WORK INSTRUCTION
Each line of the records needs to be written out exactly, with any image left out.

* * * * *

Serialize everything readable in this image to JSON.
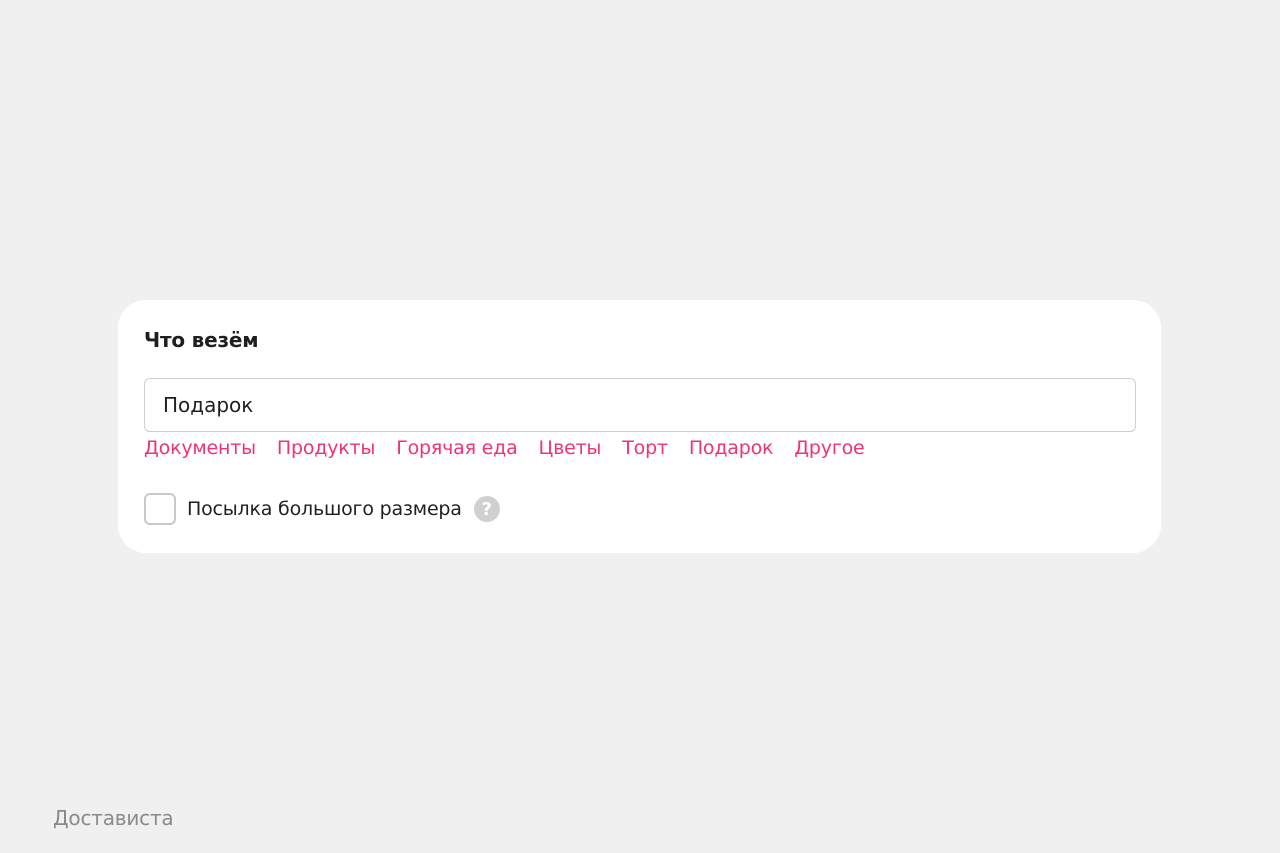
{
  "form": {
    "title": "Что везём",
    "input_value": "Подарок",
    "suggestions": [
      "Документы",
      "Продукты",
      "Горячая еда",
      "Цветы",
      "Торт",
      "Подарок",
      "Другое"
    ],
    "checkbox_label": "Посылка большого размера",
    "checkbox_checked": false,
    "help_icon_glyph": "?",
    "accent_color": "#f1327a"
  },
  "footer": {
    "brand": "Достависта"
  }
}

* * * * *

WRITTEN ANSWER
Serialize everything readable in this image to JSON.
{
  "form": {
    "title": "Что везём",
    "input_value": "Подарок",
    "suggestions": [
      "Документы",
      "Продукты",
      "Горячая еда",
      "Цветы",
      "Торт",
      "Подарок",
      "Другое"
    ],
    "checkbox_label": "Посылка большого размера",
    "checkbox_checked": false,
    "help_icon_glyph": "?",
    "accent_color": "#f1327a"
  },
  "footer": {
    "brand": "Достависта"
  }
}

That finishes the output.